Kidney disease has become a "quiet epidemic" among black communities in Chicago, where "thousands" of black residents are "suffering kidney failure and facing the possibility of blindness, limb amputation, life on dialysis and premature death," the Chicago Tribune reports. The Tribune article is the first in a series examining the impact of chronic diseases on urban communities.
In parts of the city's South and West sides -- where the population is predominantly black -- the kidney failure rate is more than twice as high as the national average and three times as high as in the rest of the city's population, according to federal statistics. In Chicago's South Side communities, 390 in every 100,000 residents have end-stage kidney disease; the rate in West Side communities is 387 for every 100,000. Citywide, the rate is 124 cases per 100,000, while the nationwide rate is 150 per 100,000, according to the data. Hispanics also have an elevated risk of kidney failure, but "the problem is more acute" among blacks, according to the Tribune
. In the U.S., one in eight people who experience kidney failure is Hispanic, while one in three is black.
Experts contend that the higher rates of kidney failure among blacks can be attributed to a "combination of overlapping factors," including high rates of diabetes and hypertension; obesity; high concentrations of poverty; and "a lack of access to medical care, health insurance, affordable, safe places to exercise and supermarkets that sell inexpensive, healthy foods," the Tribune
reports. In addition, in black communities in Chicago, "dialysis centers are full," and many residents "suffer serious, chronic illness during the prime of life, making them too sick to work and unable to move ahead economically," according to the Tribune
In an effort to reduce blacks' high rate of kidney failure, support groups, and religious and community leaders across the city are distributing educational materials in black communities and offering health screenings, interventions and other outreach efforts, the Tribune

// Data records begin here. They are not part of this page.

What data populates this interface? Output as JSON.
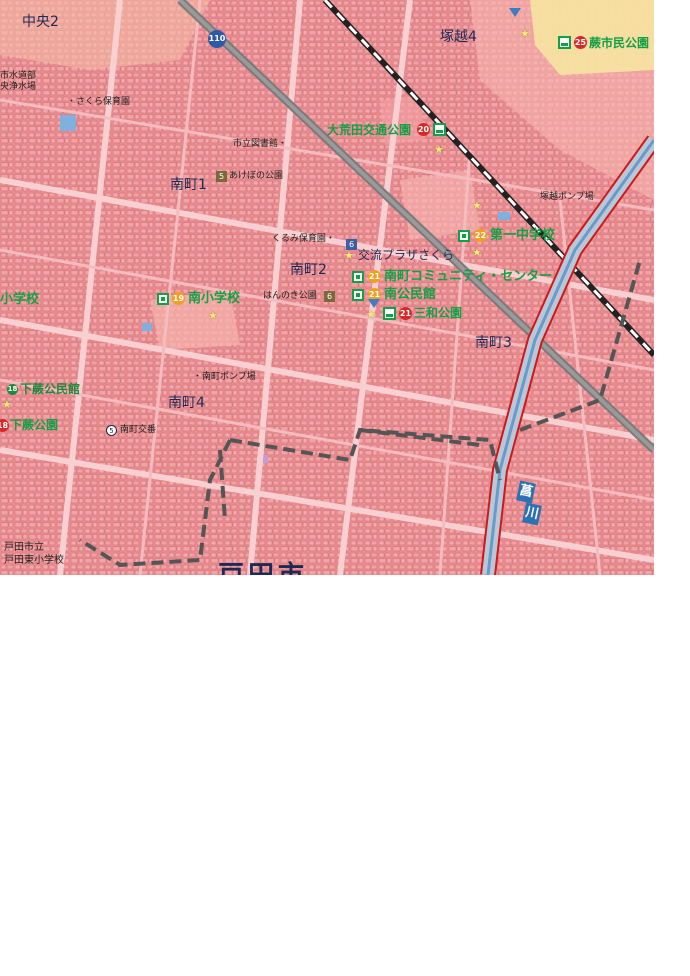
{
  "map": {
    "town_labels": {
      "chuo2": "中央2",
      "tsukagoshi4": "塚越4",
      "minamicho1": "南町1",
      "minamicho2": "南町2",
      "minamicho3": "南町3",
      "minamicho4": "南町4",
      "city": "戸田市"
    },
    "facilities": {
      "water_plant": [
        "市水道部",
        "央浄水場"
      ],
      "sakura_nursery": "・さくら保育園",
      "library": "市立図書館・",
      "akebono_park": "あけぼの公園",
      "kurumi_nursery": "くるみ保育園・",
      "hannoki_park": "はんのき公園",
      "koryu_plaza": "交流プラザさくら",
      "pump_tsukagoshi": "塚越ポンプ場",
      "pump_minami": "・南町ポンプ場",
      "koban": "南町交番",
      "school_left": "小学校",
      "toda_school": [
        "戸田市立",
        "戸田東小学校"
      ]
    },
    "shelters": [
      {
        "num": "25",
        "label": "蕨市民公園"
      },
      {
        "num": "20",
        "label": "大荒田交通公園"
      },
      {
        "num": "22",
        "label": "第一中学校"
      },
      {
        "num": "21",
        "label": "南町コミュニティ・センター"
      },
      {
        "num": "21",
        "label": "南公民館"
      },
      {
        "num": "21",
        "label": "三和公園"
      },
      {
        "num": "19",
        "label": "南小学校"
      },
      {
        "num": "18",
        "label": "下蕨公民館"
      },
      {
        "num": "18",
        "label": "下蕨公園"
      }
    ],
    "icons": {
      "akebono_num": "5",
      "hannoki_num": "6",
      "koryu_num": "6",
      "koban_num": "5",
      "route": "110",
      "river": [
        "菖",
        "川"
      ]
    }
  }
}
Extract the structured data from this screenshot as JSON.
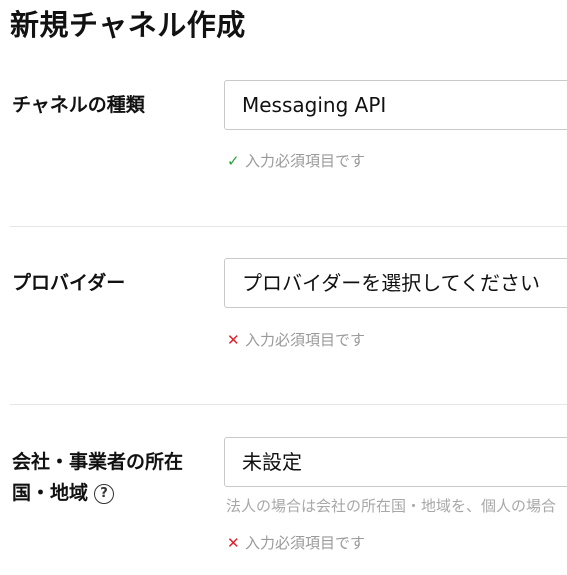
{
  "page_title": "新規チャネル作成",
  "fields": [
    {
      "label": "チャネルの種類",
      "value": "Messaging API",
      "status_text": "入力必須項目です",
      "status_mark": "✓"
    },
    {
      "label": "プロバイダー",
      "value": "プロバイダーを選択してください",
      "status_text": "入力必須項目です",
      "status_mark": "✕"
    },
    {
      "label_line1": "会社・事業者の所在",
      "label_line2": "国・地域",
      "help_icon": "?",
      "value": "未設定",
      "hint": "法人の場合は会社の所在国・地域を、個人の場合",
      "status_text": "入力必須項目です",
      "status_mark": "✕"
    }
  ]
}
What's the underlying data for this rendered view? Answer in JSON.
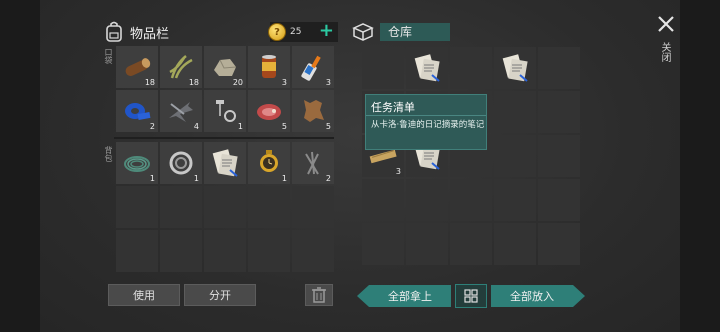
{
  "inventory": {
    "title": "物品栏",
    "coins": "25",
    "plus_label": "+",
    "pocket_label": "口袋",
    "backpack_label": "背包",
    "pocket_items": [
      {
        "name": "log",
        "count": "18"
      },
      {
        "name": "plant-fiber",
        "count": "18"
      },
      {
        "name": "stone",
        "count": "20"
      },
      {
        "name": "canned-food",
        "count": "3"
      },
      {
        "name": "glue",
        "count": "3"
      },
      {
        "name": "duct-tape",
        "count": "2"
      },
      {
        "name": "scrap-metal",
        "count": "4"
      },
      {
        "name": "nails-bolts",
        "count": "1"
      },
      {
        "name": "raw-meat",
        "count": "5"
      },
      {
        "name": "leather",
        "count": "5"
      }
    ],
    "backpack_items": [
      {
        "name": "wire-coil",
        "count": "1"
      },
      {
        "name": "bearing",
        "count": "1"
      },
      {
        "name": "notes",
        "count": ""
      },
      {
        "name": "watch",
        "count": "1"
      },
      {
        "name": "nails",
        "count": "2"
      }
    ]
  },
  "storage": {
    "title": "仓库",
    "items": [
      {
        "name": "notes",
        "count": ""
      },
      {
        "name": "notes",
        "count": ""
      },
      {
        "name": "plank",
        "count": "3"
      },
      {
        "name": "notes",
        "count": ""
      }
    ]
  },
  "tooltip": {
    "title": "任务清单",
    "description": "从卡洛·鲁迪的日记摘录的笔记"
  },
  "buttons": {
    "use": "使用",
    "split": "分开",
    "take_all": "全部拿上",
    "put_all": "全部放入",
    "close": "关闭"
  },
  "colors": {
    "accent": "#2e7f78",
    "tooltip_bg": "#2f5a57",
    "slot_bg": "#3e3e3e"
  }
}
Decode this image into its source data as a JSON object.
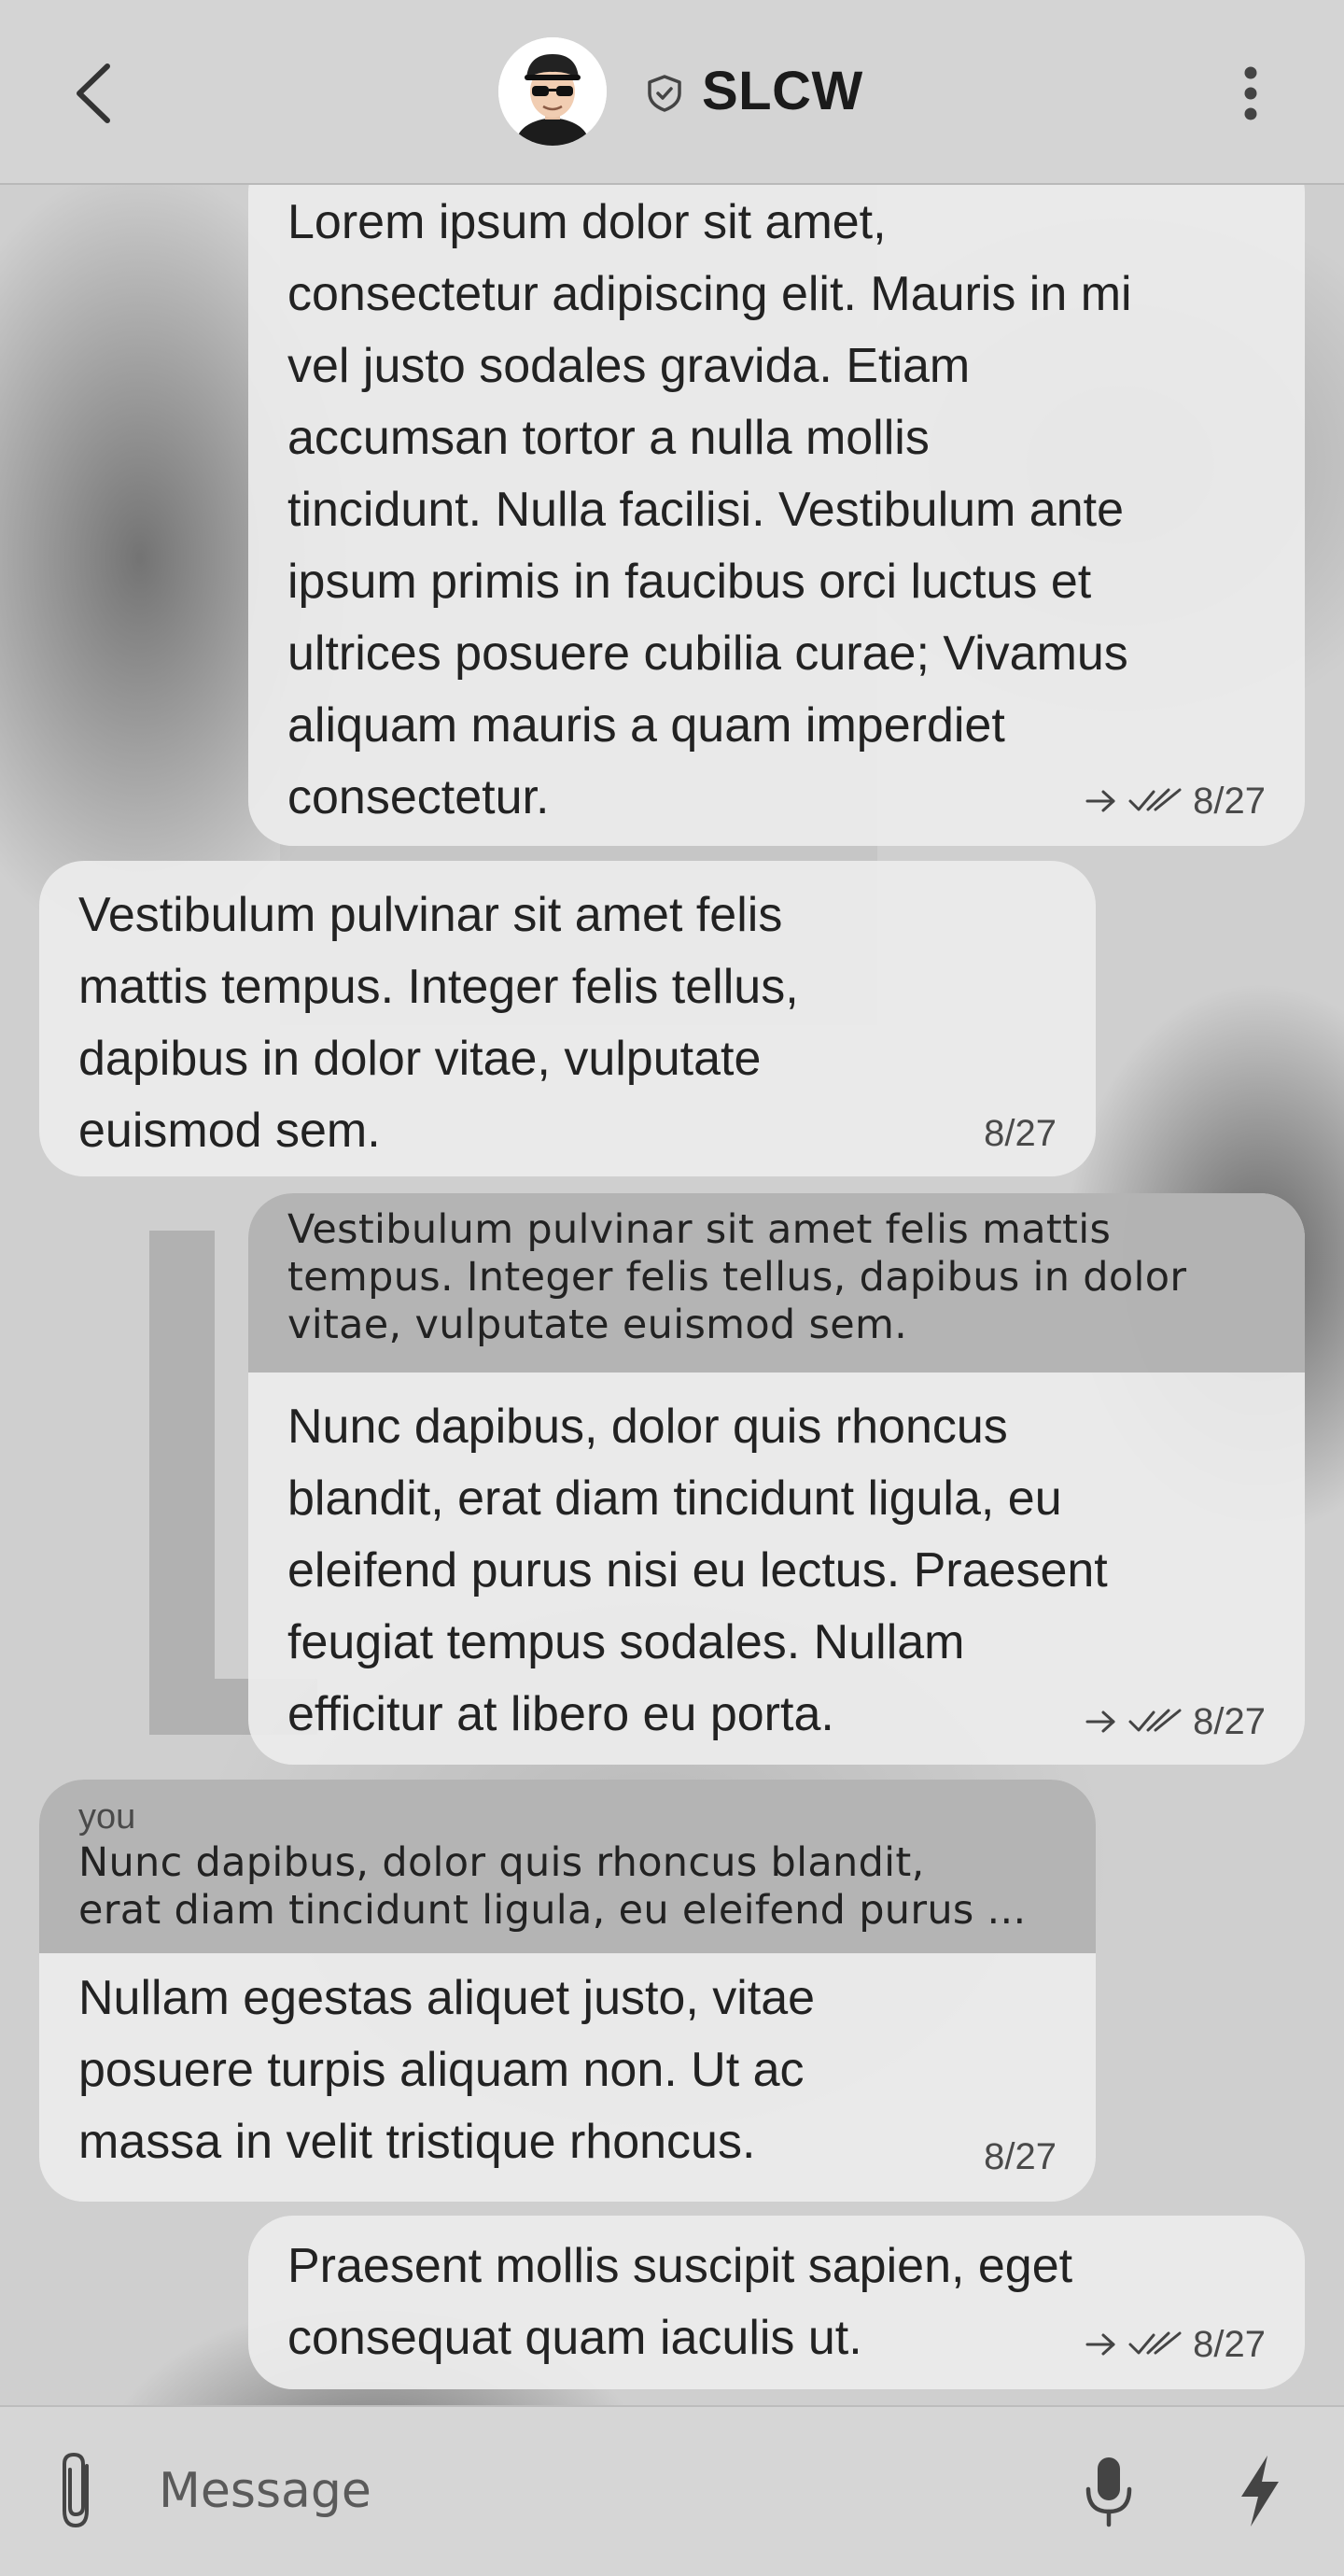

reports. Donna Calvin, a Chicago nurse practitioner who specializes in kidney disease prevention, said, "Hypertension and diabetes are killing us," adding, "These diseases are devastating our community".
Source: Kaiser Family Foundation